An adviser to Macron said his aim was to reinforce European defense, be more credible in working with the North Atlantic Treaty Organization and have more autonomy from the United States. The adviser, who spoke on the condition of anonymity in keeping with office policy, said no one said it was an army against the United States. Instead, the idea was aligned with Trump’s wishes that Europe bear more of the burden for its own defense.
The attack on Macron came on the third anniversary of a string of devastating terrorist attacks in Paris that left 130 dead and more than 600 wounded, timing that was perceived as insensitive on the part of the U.S. president.

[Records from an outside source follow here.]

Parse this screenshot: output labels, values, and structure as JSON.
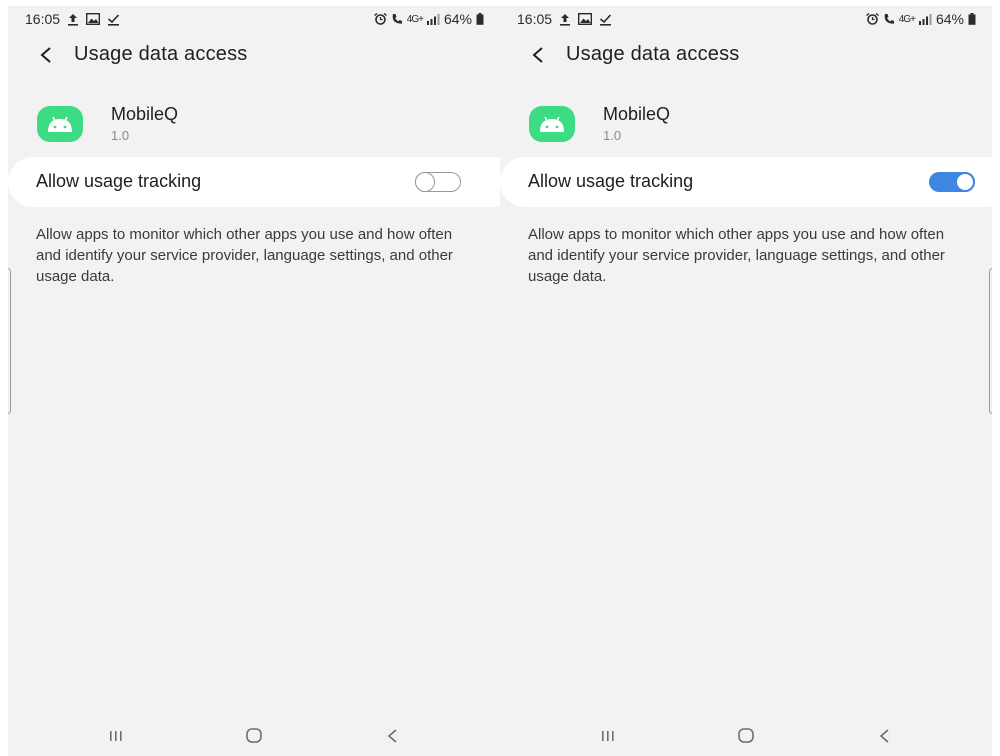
{
  "screens": [
    {
      "status": {
        "time": "16:05",
        "network": "4G+",
        "battery": "64%",
        "left_icons": [
          "upload-icon",
          "gallery-icon",
          "download-done-icon"
        ],
        "right_icons": [
          "alarm-icon",
          "call-icon",
          "network-4g-icon",
          "signal-icon",
          "battery-icon"
        ]
      },
      "header": {
        "title": "Usage data access"
      },
      "app": {
        "name": "MobileQ",
        "version": "1.0",
        "icon": "android-app-icon",
        "icon_color": "#3ddc84"
      },
      "toggle": {
        "label": "Allow usage tracking",
        "state": "off"
      },
      "description": "Allow apps to monitor which other apps you use and how often and identify your service provider, language settings, and other usage data.",
      "nav": [
        "recent-apps-icon",
        "home-icon",
        "back-icon"
      ]
    },
    {
      "status": {
        "time": "16:05",
        "network": "4G+",
        "battery": "64%",
        "left_icons": [
          "upload-icon",
          "gallery-icon",
          "download-done-icon"
        ],
        "right_icons": [
          "alarm-icon",
          "call-icon",
          "network-4g-icon",
          "signal-icon",
          "battery-icon"
        ]
      },
      "header": {
        "title": "Usage data access"
      },
      "app": {
        "name": "MobileQ",
        "version": "1.0",
        "icon": "android-app-icon",
        "icon_color": "#3ddc84"
      },
      "toggle": {
        "label": "Allow usage tracking",
        "state": "on",
        "accent_color": "#3e86e0"
      },
      "description": "Allow apps to monitor which other apps you use and how often and identify your service provider, language settings, and other usage data.",
      "nav": [
        "recent-apps-icon",
        "home-icon",
        "back-icon"
      ]
    }
  ]
}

“We are already great, especially on november 13th,” wrote Hugo Clément, a journalist for the website Konbini News. “Go back to your room and give the phone to an adult.” It was not the first time that Trump had offended France with remarks on the Nov. 13 attacks, which were carried out by a team of Islamic State gunmen at the Bataclan concert hall, in cafes and bars in Paris, and at a soccer stadium in the northern suburb of St.-Denis.
In 2015, before he became president, Trump was criticized for suggesting that the attacks would have turned out differently if Paris had looser gun regulations. In 2017, Trump was directly rebuked by François Hollande, then the president of France, for his assertion that a friend named Jim had stopped going to Paris because “Paris is no longer Paris.”
Some in France reacted humorously to Trump’s latest attack, joking that France had won the soccer World Cup last summer and was therefore already great, or quipping about the superior quality of French versus American wine. Others sought to correct his remarks.
For Trump, a feud with France plays to a domestic audience, while by contrast his cancellation of the cemetery visit has made him a subject of ridicule. Trump, who obtained a deferral from military service during Vietnam because of bone spurs in a foot, sent John F. Kelly, his chief of staff and a retired Marine general, and Gen. Joseph F. Dunford Jr., the chairman of the Joint Chiefs of Staff, in his place.
In a tweet on Tuesday, Trump said the Secret Service would not let him go to the cemetery by motorcade because it would have disrupted traffic in Paris and its suburbs. The cemetery is about an hour and 20 minutes by road from Paris. But he did not explain why he did not overrule the Secret Service, as other presidents might have done.
Trump has made his support for the military and increases in Pentagon spending a signature point of his presidency, but critics have noted that after 22 months in office, Trump has yet to visit troops in Iraq or Afghanistan, nor did he go to Arlington National Cemetery on Monday to mark Veterans Day.